US8106520Sep 11, 2008Jan 31, 2012Micron Technology, Inc.Signal delivery in stacked device
US8174859May 8, 2012Micron Technology, Inc.Memory device interface methods, apparatus, and systems
US8339827Dec 25, 2012Micron Technology, Inc.Memory device interface methods, apparatus, and systems
US8593849Nov 27, 2012Nov 26, 2013Micron Technology, Inc.Memory device interface methods, apparatus, and systems
US8653625Mar 14, 2007Feb 18, 2014Microntechnology, Inc.Interposer structure with embedded capacitor structure, and methods of making same

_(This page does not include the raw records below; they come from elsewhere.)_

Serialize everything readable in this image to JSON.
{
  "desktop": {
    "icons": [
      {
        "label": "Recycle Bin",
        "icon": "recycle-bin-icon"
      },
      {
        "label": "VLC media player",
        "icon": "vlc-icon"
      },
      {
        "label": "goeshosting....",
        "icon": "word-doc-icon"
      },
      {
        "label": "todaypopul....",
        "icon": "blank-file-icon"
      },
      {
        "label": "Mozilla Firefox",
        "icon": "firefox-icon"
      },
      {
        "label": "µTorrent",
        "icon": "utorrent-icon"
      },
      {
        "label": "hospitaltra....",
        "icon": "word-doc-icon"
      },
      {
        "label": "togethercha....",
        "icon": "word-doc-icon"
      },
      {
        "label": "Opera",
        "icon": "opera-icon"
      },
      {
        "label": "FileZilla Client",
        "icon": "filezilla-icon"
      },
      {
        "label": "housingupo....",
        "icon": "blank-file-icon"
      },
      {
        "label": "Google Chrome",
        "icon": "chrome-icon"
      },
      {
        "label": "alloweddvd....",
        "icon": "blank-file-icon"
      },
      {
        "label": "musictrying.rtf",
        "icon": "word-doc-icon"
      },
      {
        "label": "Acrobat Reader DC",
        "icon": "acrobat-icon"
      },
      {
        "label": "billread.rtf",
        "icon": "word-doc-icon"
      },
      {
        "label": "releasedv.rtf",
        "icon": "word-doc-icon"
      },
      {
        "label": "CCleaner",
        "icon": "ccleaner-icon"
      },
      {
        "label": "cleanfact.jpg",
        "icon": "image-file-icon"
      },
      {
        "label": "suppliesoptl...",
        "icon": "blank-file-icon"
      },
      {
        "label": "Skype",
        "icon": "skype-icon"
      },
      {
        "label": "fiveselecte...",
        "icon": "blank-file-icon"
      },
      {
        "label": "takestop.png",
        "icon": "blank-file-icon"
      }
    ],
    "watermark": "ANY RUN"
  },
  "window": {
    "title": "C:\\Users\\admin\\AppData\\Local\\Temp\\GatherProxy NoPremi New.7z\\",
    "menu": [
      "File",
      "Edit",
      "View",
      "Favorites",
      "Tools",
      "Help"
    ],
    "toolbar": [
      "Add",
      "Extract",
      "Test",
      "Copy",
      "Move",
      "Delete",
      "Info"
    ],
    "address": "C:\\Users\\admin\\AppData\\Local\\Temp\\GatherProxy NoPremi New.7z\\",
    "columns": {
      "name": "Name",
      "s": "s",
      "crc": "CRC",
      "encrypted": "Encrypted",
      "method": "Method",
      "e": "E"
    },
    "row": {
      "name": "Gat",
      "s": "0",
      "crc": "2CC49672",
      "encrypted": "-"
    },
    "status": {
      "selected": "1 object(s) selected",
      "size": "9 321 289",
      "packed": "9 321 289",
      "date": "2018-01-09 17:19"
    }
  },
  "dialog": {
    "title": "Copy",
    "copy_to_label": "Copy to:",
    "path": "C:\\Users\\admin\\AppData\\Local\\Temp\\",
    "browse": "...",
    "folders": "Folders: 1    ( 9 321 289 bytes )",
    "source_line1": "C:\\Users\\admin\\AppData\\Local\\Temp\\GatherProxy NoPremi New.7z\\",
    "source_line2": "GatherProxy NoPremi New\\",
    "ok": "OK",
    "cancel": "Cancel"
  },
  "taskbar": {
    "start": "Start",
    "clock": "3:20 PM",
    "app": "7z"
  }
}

US9001548Oct 29, 2013Apr 7, 2015Micron Technology, Inc.Memory device interface methods, apparatus, and systems
US9142427Feb 14, 2014Sep 22, 2015Micron Technology, Inc.Methods of making an interposer structure with embedded capacitor structure

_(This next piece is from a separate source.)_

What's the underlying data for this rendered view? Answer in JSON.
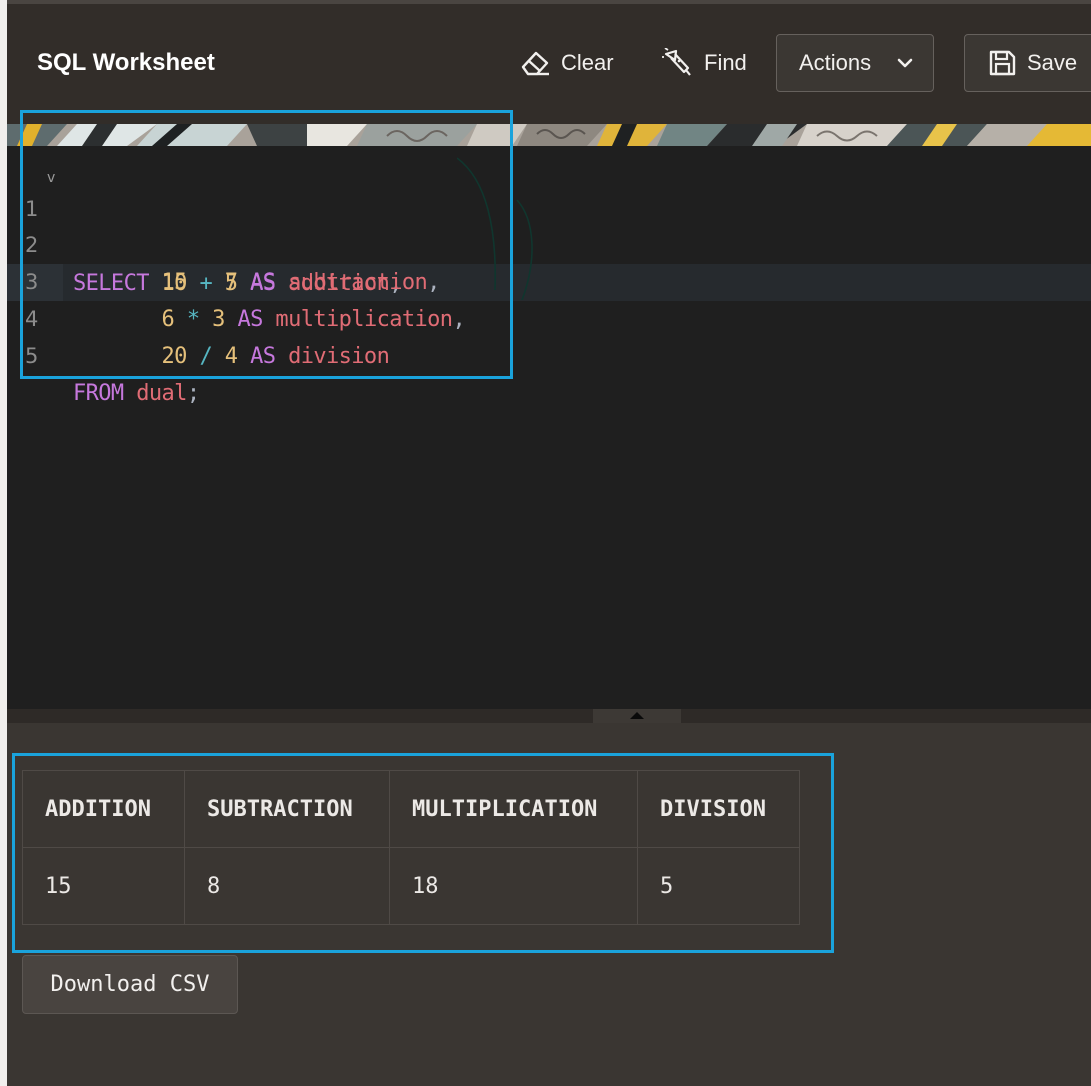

US9215807Sep 25, 2012Dec 15, 2015Apple Inc.Small form factor stacked electrical passive devices that reduce the distance to the ground plane
US9324690Jan 30, 2012Apr 26, 2016Micron Technology, Inc.Signal delivery in stacked device

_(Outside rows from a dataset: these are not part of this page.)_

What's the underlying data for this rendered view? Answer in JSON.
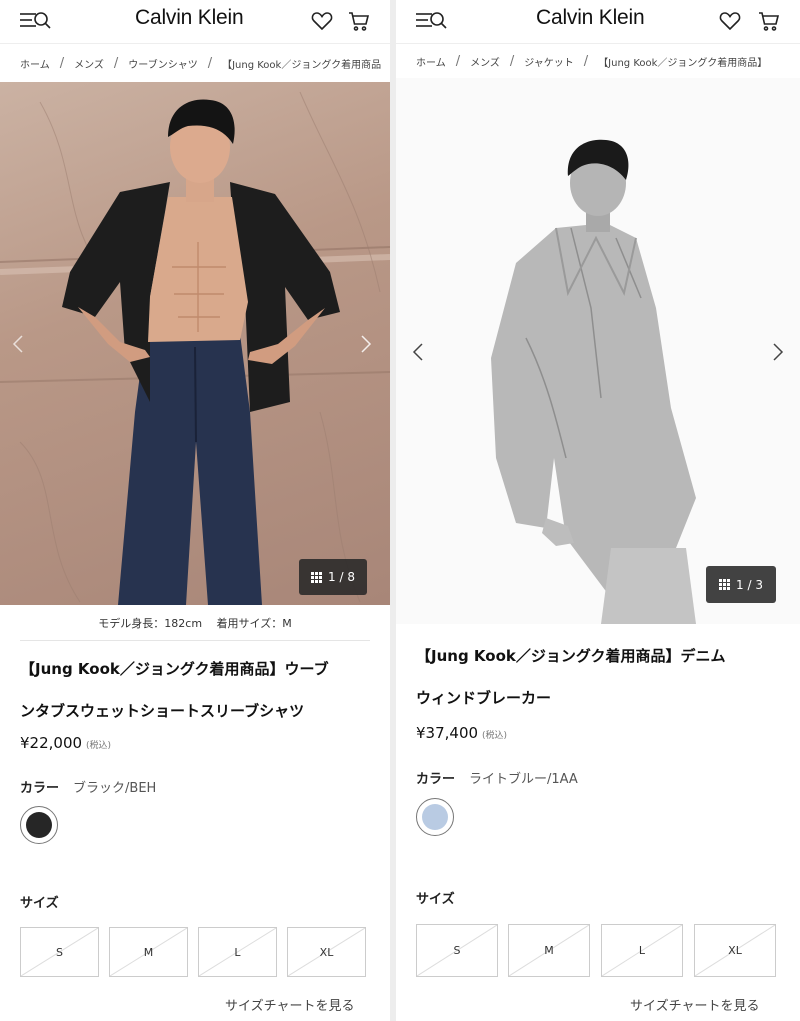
{
  "left": {
    "header": {
      "logo": "Calvin Klein",
      "menu_icon": "menu-search-icon",
      "wishlist_icon": "heart-icon",
      "cart_icon": "cart-icon"
    },
    "breadcrumb": [
      "ホーム",
      "メンズ",
      "ウーブンシャツ",
      "【Jung Kook／ジョングク着用商品"
    ],
    "gallery": {
      "counter": "1 / 8"
    },
    "model_info": "モデル身長：182cm　 着用サイズ：M",
    "product": {
      "name_line1": "【Jung Kook／ジョングク着用商品】ウーブ",
      "name_line2": "ンタブスウェットショートスリーブシャツ",
      "price": "¥22,000",
      "tax_note": "(税込)",
      "color_label": "カラー",
      "color_value": "ブラック/BEH",
      "swatch_color": "#262626"
    },
    "size": {
      "label": "サイズ",
      "options": [
        "S",
        "M",
        "L",
        "XL"
      ],
      "chart_link": "サイズチャートを見る"
    }
  },
  "right": {
    "header": {
      "logo": "Calvin Klein",
      "menu_icon": "menu-search-icon",
      "wishlist_icon": "heart-icon",
      "cart_icon": "cart-icon"
    },
    "breadcrumb": [
      "ホーム",
      "メンズ",
      "ジャケット",
      "【Jung Kook／ジョングク着用商品】"
    ],
    "gallery": {
      "counter": "1 / 3"
    },
    "product": {
      "name_line1": "【Jung Kook／ジョングク着用商品】デニム",
      "name_line2": "ウィンドブレーカー",
      "price": "¥37,400",
      "tax_note": "(税込)",
      "color_label": "カラー",
      "color_value": "ライトブルー/1AA",
      "swatch_color": "#b9cbe3"
    },
    "size": {
      "label": "サイズ",
      "options": [
        "S",
        "M",
        "L",
        "XL"
      ],
      "chart_link": "サイズチャートを見る"
    }
  }
}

US20030077853 *Nov 22, 2002Apr 24, 2003Kinsman Larry D.Varied-thickness heat sink for integrated circuit (IC) packages and method of fabricating IC packages
US20040257096 *Jun 17, 2003Dec 23, 2004Johnson Kenneth WilliamBack side probing method and assembly
US20050003171 *Jul 14, 2004Jan 6, 2005R-Tec CorporationPlated via interposer
US20080224292 *Mar 14, 2007Sep 18, 2008Chong Chin HuiInterposer structure with embedded capacitor structure, and methods of making same
US20090059641 *Aug 29, 2007Mar 5, 2009Jeddeloh Joe MMemory device interface methods, apparatus, and systems
US20100059898 *Sep 11, 2008Mar 11, 2010Micron Technology, Inc.Signal delivery in stacked device
US20100061134 *Mar 11, 2010Jeddeloh Joe MMemory device interface methods, apparatus, and systems
WO2003058718A1 *Dec 19, 2002Jul 17, 2003Intel CorporationMemory device packaging including stacked passive devices and method for making the same
Legal Events
DateCodeEventDescription
Dec 10, 1997ASAssignment
Owner name: MICRON TECHNOLOGY, INC., IDAHO
Free format text: ASSIGNMENT OF ASSIGNORS INTEREST;ASSIGNOR:CORISIS, DAVID J.;REEL/FRAME:008919/0340
Effective date: 19971208
Apr 18, 2003FPAYFee payment
Year of fee payment: 4
Nov 18, 2003CCCertificate of correction
Apr 13, 2007FPAYFee payment
Year of fee payment: 8
Apr 7, 2011FPAYFee payment
Year of fee payment: 12
May 12, 2016ASAssignment
Owner name: U.S. BANK NATIONAL ASSOCIATION, AS COLLATERAL AGEN
Free format text: SECURITY INTEREST;ASSIGNOR:MICRON TECHNOLOGY, INC.;REEL/FRAME:038669/0001
Effective date: 20160426
Jun 2, 2016ASAssignment
Owner name: MORGAN STANLEY SENIOR FUNDING, INC., AS COLLATERAL
Free format text: PATENT SECURITY AGREEMENT;ASSIGNOR:MICRON TECHNOLOGY, INC.;REEL/FRAME:038954/0001
Effective date: 20160426